═════ DATA SECTION ═════
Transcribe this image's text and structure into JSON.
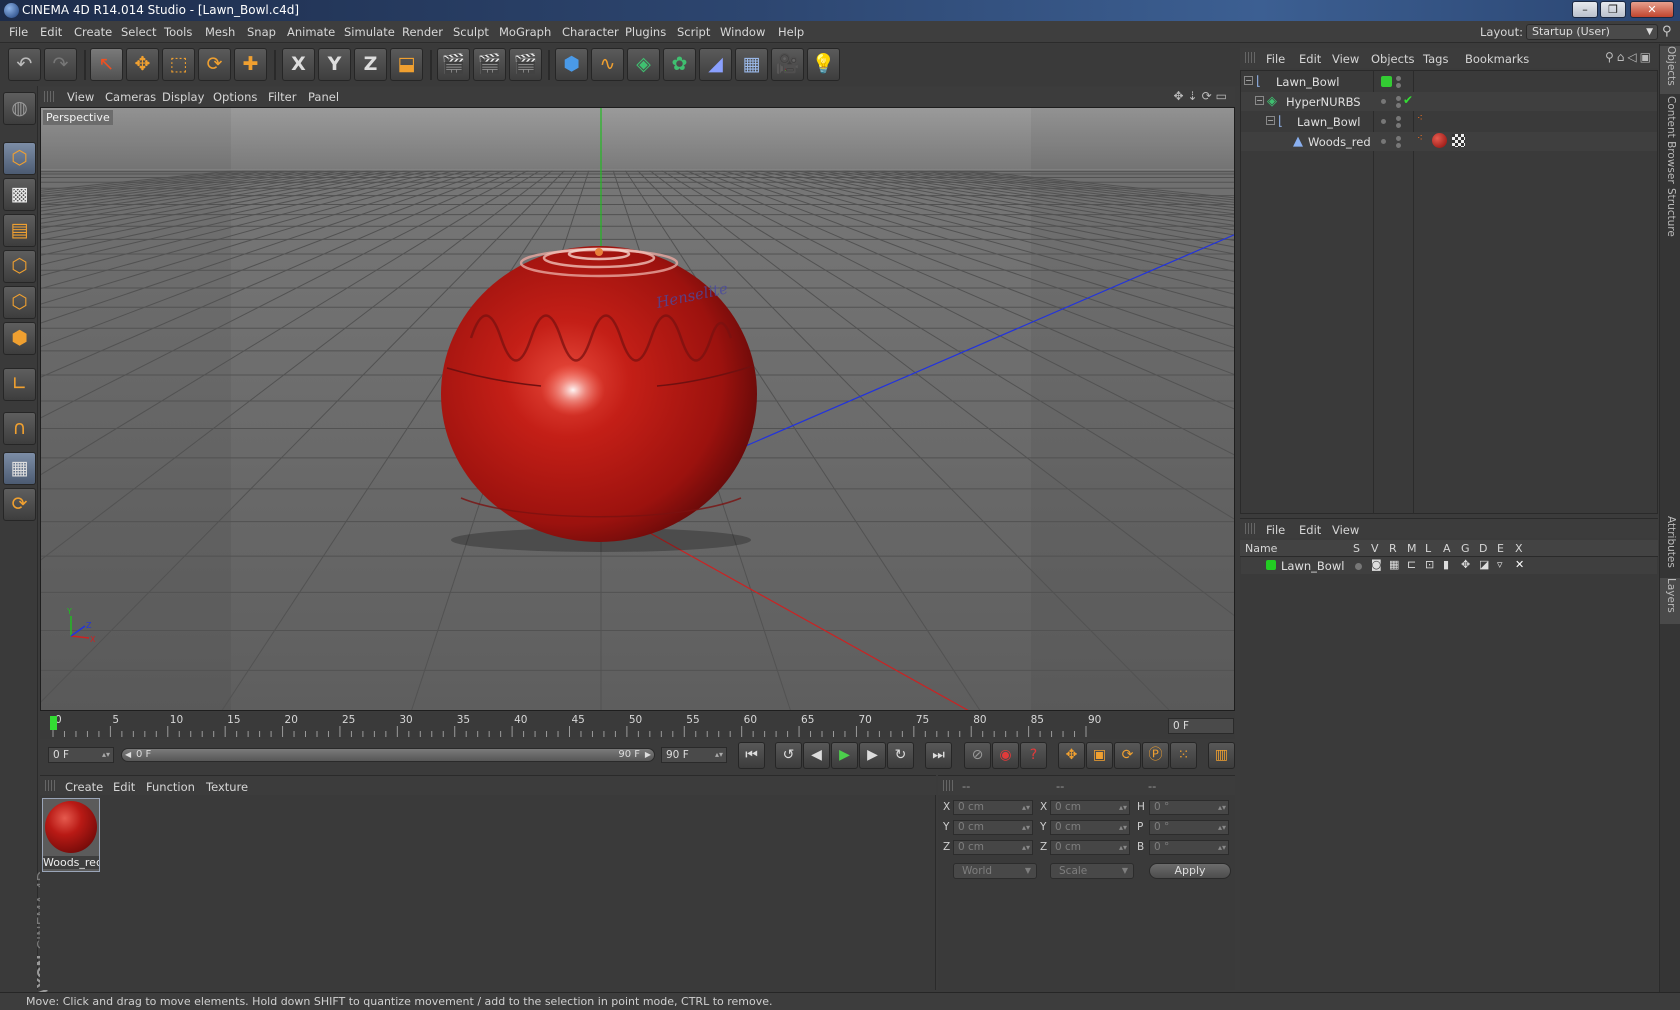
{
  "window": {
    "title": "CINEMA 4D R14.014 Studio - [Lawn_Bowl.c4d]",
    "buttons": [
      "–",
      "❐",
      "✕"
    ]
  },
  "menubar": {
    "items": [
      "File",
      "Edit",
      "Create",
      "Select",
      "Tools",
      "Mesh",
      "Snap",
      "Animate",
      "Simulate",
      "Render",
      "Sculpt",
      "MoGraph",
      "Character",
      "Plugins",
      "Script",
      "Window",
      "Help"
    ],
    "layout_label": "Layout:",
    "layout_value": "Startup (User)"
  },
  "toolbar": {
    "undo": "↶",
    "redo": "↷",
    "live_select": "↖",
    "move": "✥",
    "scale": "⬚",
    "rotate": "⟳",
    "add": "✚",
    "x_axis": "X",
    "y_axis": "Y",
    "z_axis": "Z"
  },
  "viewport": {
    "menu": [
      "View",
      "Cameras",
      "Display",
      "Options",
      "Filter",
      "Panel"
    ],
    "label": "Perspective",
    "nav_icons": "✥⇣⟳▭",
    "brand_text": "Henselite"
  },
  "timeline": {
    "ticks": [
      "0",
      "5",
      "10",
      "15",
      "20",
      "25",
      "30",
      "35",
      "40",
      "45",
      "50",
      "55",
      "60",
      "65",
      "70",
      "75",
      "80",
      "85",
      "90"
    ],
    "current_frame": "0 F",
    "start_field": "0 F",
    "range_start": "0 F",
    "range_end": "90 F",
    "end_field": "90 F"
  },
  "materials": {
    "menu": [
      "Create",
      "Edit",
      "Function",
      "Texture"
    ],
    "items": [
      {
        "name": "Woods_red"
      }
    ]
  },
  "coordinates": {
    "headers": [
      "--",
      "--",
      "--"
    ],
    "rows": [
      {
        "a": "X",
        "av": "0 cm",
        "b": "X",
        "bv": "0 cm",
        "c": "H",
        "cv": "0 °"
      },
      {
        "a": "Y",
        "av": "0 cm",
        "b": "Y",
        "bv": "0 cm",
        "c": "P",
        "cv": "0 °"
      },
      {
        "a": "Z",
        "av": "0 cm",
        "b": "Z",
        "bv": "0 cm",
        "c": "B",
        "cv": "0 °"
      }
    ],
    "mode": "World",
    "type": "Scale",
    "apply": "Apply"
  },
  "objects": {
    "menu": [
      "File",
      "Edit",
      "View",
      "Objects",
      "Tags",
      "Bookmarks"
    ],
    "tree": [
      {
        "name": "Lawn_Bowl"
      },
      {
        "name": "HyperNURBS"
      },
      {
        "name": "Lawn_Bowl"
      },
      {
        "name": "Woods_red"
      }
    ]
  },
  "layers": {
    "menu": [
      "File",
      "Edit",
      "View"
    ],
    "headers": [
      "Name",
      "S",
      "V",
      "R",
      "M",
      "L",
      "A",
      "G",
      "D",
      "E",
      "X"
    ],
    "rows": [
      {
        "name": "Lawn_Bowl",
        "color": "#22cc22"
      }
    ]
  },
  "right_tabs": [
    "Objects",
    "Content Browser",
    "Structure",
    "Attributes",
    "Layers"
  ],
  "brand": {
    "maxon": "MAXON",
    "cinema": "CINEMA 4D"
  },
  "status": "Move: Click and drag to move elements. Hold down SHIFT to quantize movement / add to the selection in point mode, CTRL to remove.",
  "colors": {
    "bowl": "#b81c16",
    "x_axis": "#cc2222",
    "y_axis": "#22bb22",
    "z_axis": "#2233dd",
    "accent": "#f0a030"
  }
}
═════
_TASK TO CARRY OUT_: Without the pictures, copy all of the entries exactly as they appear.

_RESULT_:
Transcribe this image's text and structure into JSON.
{
  "window": {
    "title": "CINEMA 4D R14.014 Studio - [Lawn_Bowl.c4d]",
    "buttons": [
      "–",
      "❐",
      "✕"
    ]
  },
  "menubar": {
    "items": [
      "File",
      "Edit",
      "Create",
      "Select",
      "Tools",
      "Mesh",
      "Snap",
      "Animate",
      "Simulate",
      "Render",
      "Sculpt",
      "MoGraph",
      "Character",
      "Plugins",
      "Script",
      "Window",
      "Help"
    ],
    "layout_label": "Layout:",
    "layout_value": "Startup (User)"
  },
  "toolbar": {
    "undo": "↶",
    "redo": "↷",
    "live_select": "↖",
    "move": "✥",
    "scale": "⬚",
    "rotate": "⟳",
    "add": "✚",
    "x_axis": "X",
    "y_axis": "Y",
    "z_axis": "Z"
  },
  "viewport": {
    "menu": [
      "View",
      "Cameras",
      "Display",
      "Options",
      "Filter",
      "Panel"
    ],
    "label": "Perspective",
    "nav_icons": "✥⇣⟳▭",
    "brand_text": "Henselite"
  },
  "timeline": {
    "ticks": [
      "0",
      "5",
      "10",
      "15",
      "20",
      "25",
      "30",
      "35",
      "40",
      "45",
      "50",
      "55",
      "60",
      "65",
      "70",
      "75",
      "80",
      "85",
      "90"
    ],
    "current_frame": "0 F",
    "start_field": "0 F",
    "range_start": "0 F",
    "range_end": "90 F",
    "end_field": "90 F"
  },
  "materials": {
    "menu": [
      "Create",
      "Edit",
      "Function",
      "Texture"
    ],
    "items": [
      {
        "name": "Woods_red"
      }
    ]
  },
  "coordinates": {
    "headers": [
      "--",
      "--",
      "--"
    ],
    "rows": [
      {
        "a": "X",
        "av": "0 cm",
        "b": "X",
        "bv": "0 cm",
        "c": "H",
        "cv": "0 °"
      },
      {
        "a": "Y",
        "av": "0 cm",
        "b": "Y",
        "bv": "0 cm",
        "c": "P",
        "cv": "0 °"
      },
      {
        "a": "Z",
        "av": "0 cm",
        "b": "Z",
        "bv": "0 cm",
        "c": "B",
        "cv": "0 °"
      }
    ],
    "mode": "World",
    "type": "Scale",
    "apply": "Apply"
  },
  "objects": {
    "menu": [
      "File",
      "Edit",
      "View",
      "Objects",
      "Tags",
      "Bookmarks"
    ],
    "tree": [
      {
        "name": "Lawn_Bowl"
      },
      {
        "name": "HyperNURBS"
      },
      {
        "name": "Lawn_Bowl"
      },
      {
        "name": "Woods_red"
      }
    ]
  },
  "layers": {
    "menu": [
      "File",
      "Edit",
      "View"
    ],
    "headers": [
      "Name",
      "S",
      "V",
      "R",
      "M",
      "L",
      "A",
      "G",
      "D",
      "E",
      "X"
    ],
    "rows": [
      {
        "name": "Lawn_Bowl",
        "color": "#22cc22"
      }
    ]
  },
  "right_tabs": [
    "Objects",
    "Content Browser",
    "Structure",
    "Attributes",
    "Layers"
  ],
  "brand": {
    "maxon": "MAXON",
    "cinema": "CINEMA 4D"
  },
  "status": "Move: Click and drag to move elements. Hold down SHIFT to quantize movement / add to the selection in point mode, CTRL to remove.",
  "colors": {
    "bowl": "#b81c16",
    "x_axis": "#cc2222",
    "y_axis": "#22bb22",
    "z_axis": "#2233dd",
    "accent": "#f0a030"
  }
}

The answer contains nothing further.